Extracted material —
☆ ☆ ☆ ☆ ☆

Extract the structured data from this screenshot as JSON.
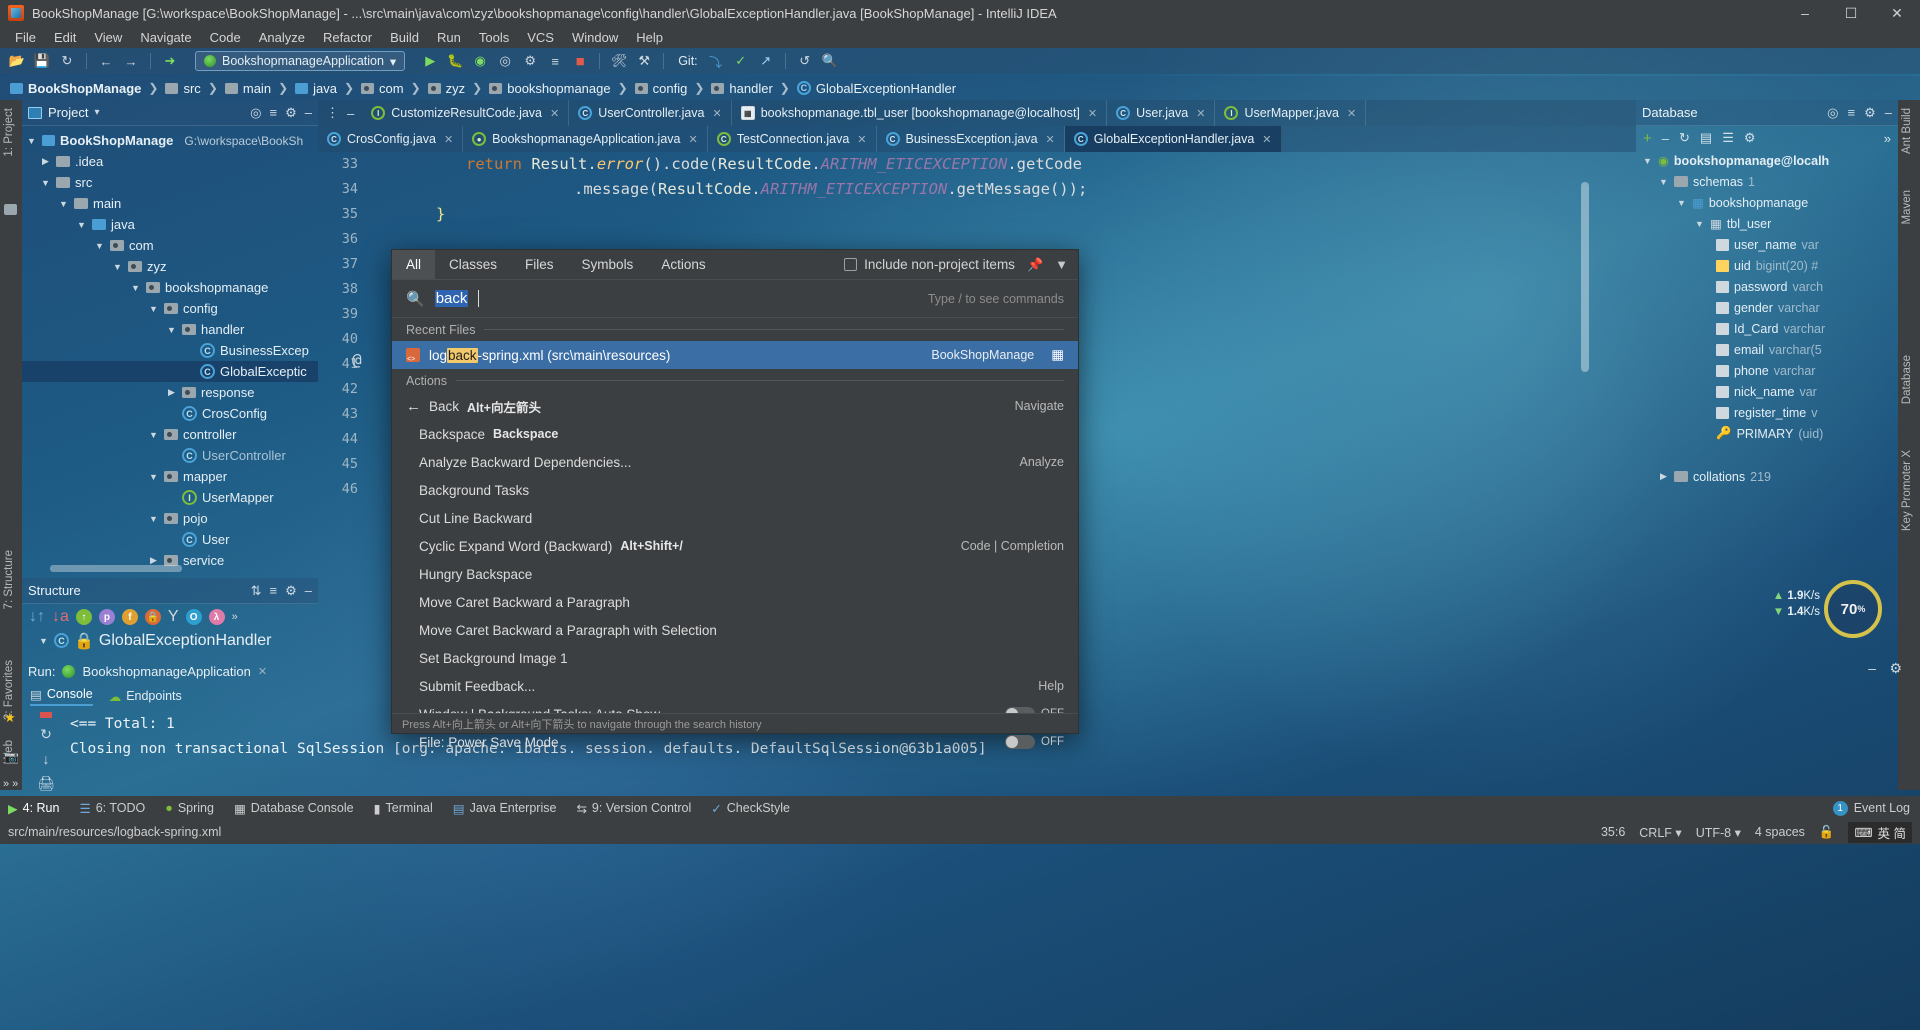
{
  "window": {
    "title": "BookShopManage [G:\\workspace\\BookShopManage] - ...\\src\\main\\java\\com\\zyz\\bookshopmanage\\config\\handler\\GlobalExceptionHandler.java [BookShopManage] - IntelliJ IDEA",
    "minimize": "–",
    "maximize": "☐",
    "close": "✕"
  },
  "menu": [
    "File",
    "Edit",
    "View",
    "Navigate",
    "Code",
    "Analyze",
    "Refactor",
    "Build",
    "Run",
    "Tools",
    "VCS",
    "Window",
    "Help"
  ],
  "toolbar": {
    "run_config": "BookshopmanageApplication",
    "git_label": "Git:",
    "icons": [
      "open-folder-icon",
      "save-icon",
      "sync-icon",
      "back-arrow-icon",
      "forward-arrow-icon",
      "undo-icon",
      "run-icon",
      "debug-icon",
      "run-with-coverage-icon",
      "profile-icon",
      "rerun-icon",
      "stop-icon",
      "build-icon",
      "settings-icon",
      "update-project-icon",
      "commit-icon",
      "push-icon",
      "search-icon"
    ]
  },
  "breadcrumb": [
    {
      "label": "BookShopManage",
      "icon": "module-icon"
    },
    {
      "label": "src",
      "icon": "folder-icon"
    },
    {
      "label": "main",
      "icon": "folder-icon"
    },
    {
      "label": "java",
      "icon": "source-root-icon"
    },
    {
      "label": "com",
      "icon": "package-icon"
    },
    {
      "label": "zyz",
      "icon": "package-icon"
    },
    {
      "label": "bookshopmanage",
      "icon": "package-icon"
    },
    {
      "label": "config",
      "icon": "package-icon"
    },
    {
      "label": "handler",
      "icon": "package-icon"
    },
    {
      "label": "GlobalExceptionHandler",
      "icon": "class-icon"
    }
  ],
  "left_rail": [
    "1: Project",
    "7: Structure",
    "2: Favorites",
    "Web"
  ],
  "right_rail": [
    "Ant Build",
    "Maven",
    "Database",
    "Key Promoter X"
  ],
  "project_panel": {
    "title": "Project",
    "root": {
      "label": "BookShopManage",
      "path": "G:\\workspace\\BookSh"
    },
    "tree": [
      {
        "label": ".idea",
        "indent": 1,
        "arrow": "▶",
        "icon": "folder"
      },
      {
        "label": "src",
        "indent": 1,
        "arrow": "▼",
        "icon": "folder"
      },
      {
        "label": "main",
        "indent": 2,
        "arrow": "▼",
        "icon": "folder"
      },
      {
        "label": "java",
        "indent": 3,
        "arrow": "▼",
        "icon": "folder-blue"
      },
      {
        "label": "com",
        "indent": 4,
        "arrow": "▼",
        "icon": "package"
      },
      {
        "label": "zyz",
        "indent": 5,
        "arrow": "▼",
        "icon": "package"
      },
      {
        "label": "bookshopmanage",
        "indent": 6,
        "arrow": "▼",
        "icon": "package"
      },
      {
        "label": "config",
        "indent": 7,
        "arrow": "▼",
        "icon": "package"
      },
      {
        "label": "handler",
        "indent": 8,
        "arrow": "▼",
        "icon": "package"
      },
      {
        "label": "BusinessExcep",
        "indent": 9,
        "arrow": "",
        "icon": "class"
      },
      {
        "label": "GlobalExceptic",
        "indent": 9,
        "arrow": "",
        "icon": "class",
        "selected": true
      },
      {
        "label": "response",
        "indent": 8,
        "arrow": "▶",
        "icon": "package"
      },
      {
        "label": "CrosConfig",
        "indent": 8,
        "arrow": "",
        "icon": "class"
      },
      {
        "label": "controller",
        "indent": 7,
        "arrow": "▼",
        "icon": "package"
      },
      {
        "label": "UserController",
        "indent": 8,
        "arrow": "",
        "icon": "class",
        "dimmed": true
      },
      {
        "label": "mapper",
        "indent": 7,
        "arrow": "▼",
        "icon": "package"
      },
      {
        "label": "UserMapper",
        "indent": 8,
        "arrow": "",
        "icon": "interface"
      },
      {
        "label": "pojo",
        "indent": 7,
        "arrow": "▼",
        "icon": "package"
      },
      {
        "label": "User",
        "indent": 8,
        "arrow": "",
        "icon": "class"
      },
      {
        "label": "service",
        "indent": 7,
        "arrow": "▶",
        "icon": "package"
      }
    ]
  },
  "structure_panel": {
    "title": "Structure",
    "item": "GlobalExceptionHandler"
  },
  "editor_tabs_row1": [
    {
      "label": "CustomizeResultCode.java",
      "icon": "interface"
    },
    {
      "label": "UserController.java",
      "icon": "class"
    },
    {
      "label": "bookshopmanage.tbl_user [bookshopmanage@localhost]",
      "icon": "table"
    },
    {
      "label": "User.java",
      "icon": "class"
    },
    {
      "label": "UserMapper.java",
      "icon": "interface"
    }
  ],
  "editor_tabs_row2": [
    {
      "label": "CrosConfig.java",
      "icon": "class"
    },
    {
      "label": "BookshopmanageApplication.java",
      "icon": "spring"
    },
    {
      "label": "TestConnection.java",
      "icon": "spring"
    },
    {
      "label": "BusinessException.java",
      "icon": "class"
    },
    {
      "label": "GlobalExceptionHandler.java",
      "icon": "class",
      "active": true
    }
  ],
  "editor": {
    "line_numbers": [
      "33",
      "34",
      "35",
      "36",
      "37",
      "38",
      "39",
      "40",
      "41",
      "42",
      "43",
      "44",
      "45",
      "46"
    ],
    "lines": [
      "return Result.error().code(ResultCode.ARITHM_ETICEXCEPTION.getCode",
      "        .message(ResultCode.ARITHM_ETICEXCEPTION.getMessage());",
      "}"
    ],
    "annotation_symbol": "@"
  },
  "database_panel": {
    "title": "Database",
    "connection": "bookshopmanage@localh",
    "schemas_label": "schemas",
    "schemas_count": "1",
    "schema": "bookshopmanage",
    "table": "tbl_user",
    "columns": [
      {
        "name": "user_name",
        "type": "var"
      },
      {
        "name": "uid",
        "type": "bigint(20) #"
      },
      {
        "name": "password",
        "type": "varch"
      },
      {
        "name": "gender",
        "type": "varchar"
      },
      {
        "name": "Id_Card",
        "type": "varchar"
      },
      {
        "name": "email",
        "type": "varchar(5"
      },
      {
        "name": "phone",
        "type": "varchar"
      },
      {
        "name": "nick_name",
        "type": "var"
      },
      {
        "name": "register_time",
        "type": "v"
      },
      {
        "name": "PRIMARY",
        "type": "(uid)",
        "key": true
      }
    ],
    "collations_label": "collations",
    "collations_count": "219"
  },
  "search_everywhere": {
    "tabs": [
      "All",
      "Classes",
      "Files",
      "Symbols",
      "Actions"
    ],
    "active_tab": "All",
    "include_non_project_label": "Include non-project items",
    "query": "back",
    "placeholder": "Type / to see commands",
    "type_hint": "Type / to see commands",
    "recent_files_group": "Recent Files",
    "recent_files": [
      {
        "prefix": "log",
        "highlight": "back",
        "suffix": "-spring.xml (src\\main\\resources)",
        "right": "BookShopManage",
        "selected": true
      }
    ],
    "actions_group": "Actions",
    "actions": [
      {
        "label": "Back",
        "shortcut": "Alt+向左箭头",
        "right": "Navigate",
        "icon": "back-arrow-icon"
      },
      {
        "label": "Backspace",
        "shortcut": "Backspace",
        "right": ""
      },
      {
        "label": "Analyze Backward Dependencies...",
        "shortcut": "",
        "right": "Analyze"
      },
      {
        "label": "Background Tasks",
        "shortcut": "",
        "right": ""
      },
      {
        "label": "Cut Line Backward",
        "shortcut": "",
        "right": ""
      },
      {
        "label": "Cyclic Expand Word (Backward)",
        "shortcut": "Alt+Shift+/",
        "right": "Code | Completion"
      },
      {
        "label": "Hungry Backspace",
        "shortcut": "",
        "right": ""
      },
      {
        "label": "Move Caret Backward a Paragraph",
        "shortcut": "",
        "right": ""
      },
      {
        "label": "Move Caret Backward a Paragraph with Selection",
        "shortcut": "",
        "right": ""
      },
      {
        "label": "Set Background Image 1",
        "shortcut": "",
        "right": ""
      },
      {
        "label": "Submit Feedback...",
        "shortcut": "",
        "right": "Help"
      },
      {
        "label": "Window | Background Tasks: Auto Show",
        "shortcut": "",
        "right": "",
        "toggle": "OFF"
      },
      {
        "label": "File: Power Save Mode",
        "shortcut": "",
        "right": "",
        "toggle": "OFF"
      }
    ],
    "footer": "Press Alt+向上箭头 or Alt+向下箭头 to navigate through the search history"
  },
  "run_panel": {
    "run_label": "Run:",
    "config": "BookshopmanageApplication",
    "tabs": [
      {
        "label": "Console",
        "icon": "console-icon",
        "active": true
      },
      {
        "label": "Endpoints",
        "icon": "endpoints-icon"
      }
    ],
    "console_lines": [
      "<==      Total: 1",
      "Closing non transactional SqlSession [org. apache. ibatis. session. defaults. DefaultSqlSession@63b1a005]"
    ]
  },
  "bottom_tool_window": [
    {
      "label": "4: Run",
      "icon": "run-icon",
      "active": true
    },
    {
      "label": "6: TODO",
      "icon": "todo-icon"
    },
    {
      "label": "Spring",
      "icon": "spring-icon"
    },
    {
      "label": "Database Console",
      "icon": "db-console-icon"
    },
    {
      "label": "Terminal",
      "icon": "terminal-icon"
    },
    {
      "label": "Java Enterprise",
      "icon": "java-ee-icon"
    },
    {
      "label": "9: Version Control",
      "icon": "vcs-icon"
    },
    {
      "label": "CheckStyle",
      "icon": "checkstyle-icon"
    }
  ],
  "event_log": {
    "label": "Event Log",
    "count": "1"
  },
  "status_bar": {
    "left": "src/main/resources/logback-spring.xml",
    "caret": "35:6",
    "line_sep": "CRLF",
    "encoding": "UTF-8",
    "indent": "4 spaces",
    "ime": "英 简"
  },
  "network_monitor": {
    "upload": "1.9",
    "upload_unit": "K/s",
    "download": "1.4",
    "download_unit": "K/s",
    "cpu": "70",
    "cpu_unit": "%"
  }
}
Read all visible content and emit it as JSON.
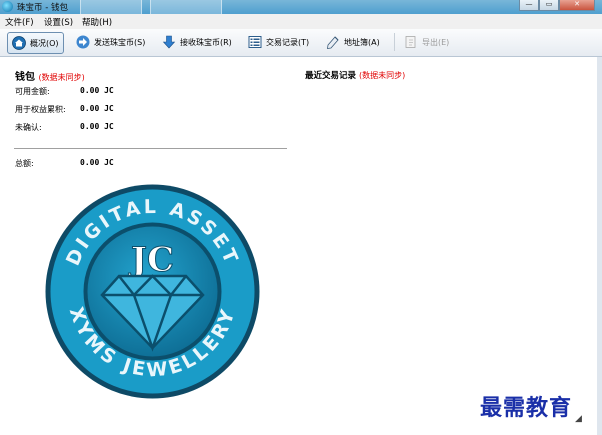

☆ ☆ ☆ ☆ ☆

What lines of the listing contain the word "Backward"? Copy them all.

Response below —
        "label": "Analyze Backward Dependencies...",
        "label": "Cut Line Backward",
        "label": "Cyclic Expand Word (Backward)",
        "label": "Move Caret Backward a Paragraph",
        "label": "Move Caret Backward a Paragraph with Selection",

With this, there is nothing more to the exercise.